Name of Practice: Shady Grove Eye and Vision Care/ Keplr
Setting: Private-ish
Location: Rockville, Maryland
High School Attended: Chantilly High School
College Attended: George Mason University
Optometry School Attended: New England College of Optometry

Tell us something interesting about yourself:
I have traveled to Iran at age 15 to visit family, Indonesia for a volunteer trip with some amazing optometry students from Pacific University and another wonderful fellow optometrist, and to the Bahamas and Jamaica for vacations. I love music, spending time with family, comedy shows, and playing fantasy football!

Tell us about your family:
My parents came to the United States a year before the Iranian Revolution in 1977. My father was studying Civil Engineering at Indiana State University. So once that revolution happened, they thankfully had to stay in the U.S., and then I was born a year later! I also have a younger sister, by 2.5 years. As well as an older brother by about 5 years. I’ve been married for 6 years to my husband Josh (who is half Irish, half Iranian), and we have our 3.5-year-old son, Keon.

Tell us about your parent’s occupations:
My mother is retired/was a caregiver to my son when he was a baby (she used to be an elementary school teacher in Iran) and my father is a Realtor (used to be an architect).

Why did you choose optometry as a career? 
It all started when I was about 10 or 11 and my father caught me squinting while watching t.v.
So, low and behold I was a bit myopic and got my first pair of glasses and I was amazzzed! Felt like magic, and I thought to myself… I wanna do that for other people.

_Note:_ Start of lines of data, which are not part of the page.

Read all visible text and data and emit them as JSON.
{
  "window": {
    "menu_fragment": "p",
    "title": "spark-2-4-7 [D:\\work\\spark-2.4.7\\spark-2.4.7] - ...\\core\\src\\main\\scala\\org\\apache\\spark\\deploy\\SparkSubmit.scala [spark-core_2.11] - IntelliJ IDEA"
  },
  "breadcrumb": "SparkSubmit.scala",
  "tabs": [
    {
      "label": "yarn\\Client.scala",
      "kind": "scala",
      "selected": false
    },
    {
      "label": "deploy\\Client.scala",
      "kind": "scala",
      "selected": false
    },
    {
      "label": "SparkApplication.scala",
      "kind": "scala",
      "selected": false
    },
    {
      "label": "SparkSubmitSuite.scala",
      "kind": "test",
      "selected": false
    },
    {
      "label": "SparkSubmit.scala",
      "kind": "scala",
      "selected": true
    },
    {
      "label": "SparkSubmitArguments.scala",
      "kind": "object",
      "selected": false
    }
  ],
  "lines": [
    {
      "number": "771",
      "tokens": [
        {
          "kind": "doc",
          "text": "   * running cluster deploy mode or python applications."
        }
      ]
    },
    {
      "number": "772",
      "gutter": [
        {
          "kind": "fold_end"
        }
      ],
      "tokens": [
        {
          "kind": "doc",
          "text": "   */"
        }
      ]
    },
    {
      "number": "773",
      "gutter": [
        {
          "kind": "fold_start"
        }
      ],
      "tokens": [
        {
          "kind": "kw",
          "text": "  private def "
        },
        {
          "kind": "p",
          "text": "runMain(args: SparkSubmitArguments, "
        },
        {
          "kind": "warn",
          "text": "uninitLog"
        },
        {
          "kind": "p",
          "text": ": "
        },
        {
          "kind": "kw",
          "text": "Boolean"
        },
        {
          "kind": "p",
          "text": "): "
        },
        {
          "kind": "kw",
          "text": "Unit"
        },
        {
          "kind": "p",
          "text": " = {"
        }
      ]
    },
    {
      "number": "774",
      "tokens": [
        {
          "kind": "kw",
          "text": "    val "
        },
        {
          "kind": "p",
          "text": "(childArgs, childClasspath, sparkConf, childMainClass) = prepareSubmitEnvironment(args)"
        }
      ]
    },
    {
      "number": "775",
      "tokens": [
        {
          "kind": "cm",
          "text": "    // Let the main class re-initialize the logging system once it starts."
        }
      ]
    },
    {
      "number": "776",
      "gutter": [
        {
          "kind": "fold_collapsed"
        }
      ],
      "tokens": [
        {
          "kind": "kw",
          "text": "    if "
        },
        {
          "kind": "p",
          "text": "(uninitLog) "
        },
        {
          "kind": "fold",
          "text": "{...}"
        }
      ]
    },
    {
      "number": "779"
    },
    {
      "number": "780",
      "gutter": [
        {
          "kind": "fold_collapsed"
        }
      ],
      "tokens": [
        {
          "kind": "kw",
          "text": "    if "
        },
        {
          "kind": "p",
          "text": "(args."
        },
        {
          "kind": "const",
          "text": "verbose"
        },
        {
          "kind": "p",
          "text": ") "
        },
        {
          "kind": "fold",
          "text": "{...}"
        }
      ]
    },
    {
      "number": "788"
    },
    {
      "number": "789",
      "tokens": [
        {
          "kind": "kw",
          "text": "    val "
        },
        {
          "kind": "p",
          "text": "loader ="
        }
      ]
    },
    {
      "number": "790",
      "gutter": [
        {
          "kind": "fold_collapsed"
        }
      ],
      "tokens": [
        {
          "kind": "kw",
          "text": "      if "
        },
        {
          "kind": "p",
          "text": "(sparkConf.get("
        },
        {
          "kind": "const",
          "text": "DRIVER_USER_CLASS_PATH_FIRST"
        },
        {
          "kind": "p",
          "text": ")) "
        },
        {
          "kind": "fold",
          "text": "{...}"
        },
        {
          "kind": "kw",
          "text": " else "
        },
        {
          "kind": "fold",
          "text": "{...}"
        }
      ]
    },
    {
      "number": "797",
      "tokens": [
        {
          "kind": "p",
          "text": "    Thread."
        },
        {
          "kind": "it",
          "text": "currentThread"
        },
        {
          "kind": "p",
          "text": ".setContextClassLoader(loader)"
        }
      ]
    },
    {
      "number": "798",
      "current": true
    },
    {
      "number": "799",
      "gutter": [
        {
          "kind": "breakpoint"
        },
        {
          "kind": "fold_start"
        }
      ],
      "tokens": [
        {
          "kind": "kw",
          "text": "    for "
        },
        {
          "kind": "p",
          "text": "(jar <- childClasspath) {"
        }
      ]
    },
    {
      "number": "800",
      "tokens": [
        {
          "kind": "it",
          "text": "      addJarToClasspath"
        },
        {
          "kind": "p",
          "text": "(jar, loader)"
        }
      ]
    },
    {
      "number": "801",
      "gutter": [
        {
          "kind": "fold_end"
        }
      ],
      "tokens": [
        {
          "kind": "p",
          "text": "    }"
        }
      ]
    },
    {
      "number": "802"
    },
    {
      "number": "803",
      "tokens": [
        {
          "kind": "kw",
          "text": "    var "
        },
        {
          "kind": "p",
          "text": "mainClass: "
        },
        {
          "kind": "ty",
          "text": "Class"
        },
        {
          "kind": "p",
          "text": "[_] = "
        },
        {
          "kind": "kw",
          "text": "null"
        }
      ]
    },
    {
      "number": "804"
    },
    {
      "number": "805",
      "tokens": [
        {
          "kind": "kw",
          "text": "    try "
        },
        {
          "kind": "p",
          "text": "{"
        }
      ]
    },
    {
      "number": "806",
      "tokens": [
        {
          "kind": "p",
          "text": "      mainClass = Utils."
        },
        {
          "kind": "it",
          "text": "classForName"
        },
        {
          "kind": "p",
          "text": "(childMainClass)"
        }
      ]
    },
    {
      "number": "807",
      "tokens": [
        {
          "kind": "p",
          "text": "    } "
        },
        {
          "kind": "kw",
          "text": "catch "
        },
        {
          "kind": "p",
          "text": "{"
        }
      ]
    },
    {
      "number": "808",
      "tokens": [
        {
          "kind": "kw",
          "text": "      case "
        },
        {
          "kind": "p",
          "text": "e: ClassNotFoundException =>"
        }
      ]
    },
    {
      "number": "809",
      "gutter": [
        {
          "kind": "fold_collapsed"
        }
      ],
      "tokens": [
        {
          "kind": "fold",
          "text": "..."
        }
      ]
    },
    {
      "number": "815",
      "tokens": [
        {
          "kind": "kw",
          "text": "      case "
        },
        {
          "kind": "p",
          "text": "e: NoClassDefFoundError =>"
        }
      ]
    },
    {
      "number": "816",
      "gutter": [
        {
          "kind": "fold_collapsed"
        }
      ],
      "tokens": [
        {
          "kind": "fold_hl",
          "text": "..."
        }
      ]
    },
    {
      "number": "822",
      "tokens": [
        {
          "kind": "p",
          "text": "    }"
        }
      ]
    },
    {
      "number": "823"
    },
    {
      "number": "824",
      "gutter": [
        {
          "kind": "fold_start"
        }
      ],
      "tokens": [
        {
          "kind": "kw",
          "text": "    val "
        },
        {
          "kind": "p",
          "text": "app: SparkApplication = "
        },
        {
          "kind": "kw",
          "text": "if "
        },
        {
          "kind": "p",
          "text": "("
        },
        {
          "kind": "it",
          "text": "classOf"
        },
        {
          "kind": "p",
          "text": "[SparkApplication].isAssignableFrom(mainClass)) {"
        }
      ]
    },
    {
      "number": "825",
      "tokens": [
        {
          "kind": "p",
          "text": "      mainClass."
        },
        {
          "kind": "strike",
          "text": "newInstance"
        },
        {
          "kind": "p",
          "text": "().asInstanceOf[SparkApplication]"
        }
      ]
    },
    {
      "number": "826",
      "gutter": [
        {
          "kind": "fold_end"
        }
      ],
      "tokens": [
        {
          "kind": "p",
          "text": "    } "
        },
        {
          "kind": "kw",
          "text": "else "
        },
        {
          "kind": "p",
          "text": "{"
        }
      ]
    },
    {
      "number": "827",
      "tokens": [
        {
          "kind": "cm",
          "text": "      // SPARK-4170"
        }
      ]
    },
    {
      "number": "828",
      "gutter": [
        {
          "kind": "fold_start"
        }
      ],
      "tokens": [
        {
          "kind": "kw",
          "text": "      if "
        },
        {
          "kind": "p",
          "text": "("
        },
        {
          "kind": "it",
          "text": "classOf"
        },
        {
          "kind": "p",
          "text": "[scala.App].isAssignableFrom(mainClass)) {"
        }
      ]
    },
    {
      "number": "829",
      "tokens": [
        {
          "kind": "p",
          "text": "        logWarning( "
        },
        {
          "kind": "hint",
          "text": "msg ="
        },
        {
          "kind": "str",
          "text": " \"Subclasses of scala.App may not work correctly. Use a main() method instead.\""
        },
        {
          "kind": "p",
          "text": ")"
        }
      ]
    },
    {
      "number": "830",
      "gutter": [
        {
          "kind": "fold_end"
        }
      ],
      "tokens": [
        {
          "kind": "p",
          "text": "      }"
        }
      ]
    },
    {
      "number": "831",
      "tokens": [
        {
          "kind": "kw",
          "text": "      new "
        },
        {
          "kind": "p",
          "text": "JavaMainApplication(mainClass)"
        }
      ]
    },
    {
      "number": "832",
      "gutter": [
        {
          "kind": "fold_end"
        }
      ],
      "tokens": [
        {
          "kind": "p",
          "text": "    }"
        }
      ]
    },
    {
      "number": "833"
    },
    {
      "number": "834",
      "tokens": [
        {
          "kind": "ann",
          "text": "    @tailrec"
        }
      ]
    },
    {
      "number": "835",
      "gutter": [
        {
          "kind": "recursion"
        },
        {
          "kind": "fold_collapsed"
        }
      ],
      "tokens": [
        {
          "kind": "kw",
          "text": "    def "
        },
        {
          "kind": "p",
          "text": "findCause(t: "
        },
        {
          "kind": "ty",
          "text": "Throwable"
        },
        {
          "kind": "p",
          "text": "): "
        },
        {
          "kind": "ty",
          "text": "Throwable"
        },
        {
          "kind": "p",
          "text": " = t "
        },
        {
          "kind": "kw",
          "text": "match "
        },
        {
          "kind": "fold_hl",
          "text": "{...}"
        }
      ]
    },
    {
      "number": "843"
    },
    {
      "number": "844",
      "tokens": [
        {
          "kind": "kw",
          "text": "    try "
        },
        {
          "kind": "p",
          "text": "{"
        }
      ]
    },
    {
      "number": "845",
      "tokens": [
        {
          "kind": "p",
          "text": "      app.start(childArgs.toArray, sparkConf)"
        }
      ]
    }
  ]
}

What aspects of your professional life do you find most rewarding? 
Just helping people see, simple as that. 99.9% of patients leave the office happy, and that makes my day. Especially first time glasses wearers, who can really appreciate the difference or even presbyopes who never thought they could wear contacts to read. Then there are the specialty contact lens fits who never achieved clear vision until being prescribed the right lens fit for their eyes. And just overall helping patients in any way I can with their eyes. There is so much going on in a little part of the body that continues to fascinate me.
What aspects of your professional life do you find least rewarding?
Charting and worrying about what’s covered with different insurance companies.
How did you end up working where you are now? We had moved to Maryland from Northern Virginia for my husband’s work and I was able to connect with Dr. Glazier through LinkedIn. I had seen an interview with him about how he was one of the first doctors in the area to have Lipiflow. And I had always had an interest in helping more dry eye patients.  So the fact that he embraces new technology to be able to treat such patients was very impressive and inspiring. Luckily, he had a need for a new doctor, so I was happy about the perfect timing. Then once I got to meet such an amazing staff, from our office manager, Kim Barnhouse to the amazing technicians, like Lori Fischer and to now having the pleasure of working with my colleagues, Dr. Vicky Wong and Dr. Lauren Rubin, it has been just so refreshing to be amongst such talented and truly wonderful people!
What professional conferences do you like best? Vision Expo or AOA are both always fun to catch up with good friends from Optometry school while attending good CE classes.  I also enjoy attending MOA, being able to stay up to date with where our state is in the world of Optometry, and getting to catch up with local ODs.
What advice do you have for young people considering optometry as a career? Do it. It’s a very rewarding medical career. I love that it is generally a clean medical profession with regular work hours, allowing for a great work/life balance.
Please conclude by writing anything you want people to know about yourself. I feel as I have grown older and somewhat wiser (I’d like to think anyway), that being perfect is not achievable. As a young student and younger O.D., I felt my voice or knowledge was not that important, but then I realized how insecure and wrong that was of me to think. I hope all young students and for that matter, optometrists young and old, know all we can do is our best. Also, we must always be open to growing and constantly educating ourselves and learning, whether it’s optometry-related or about all things in life, for that will, in my opinion, make you a better person AND better doctor. To sum it up here’s a quote I recently heard that resonated with me, “One person actually can affect large scale change…Do not let other people put a limit or ceiling on your life.” -Emmanuel Acho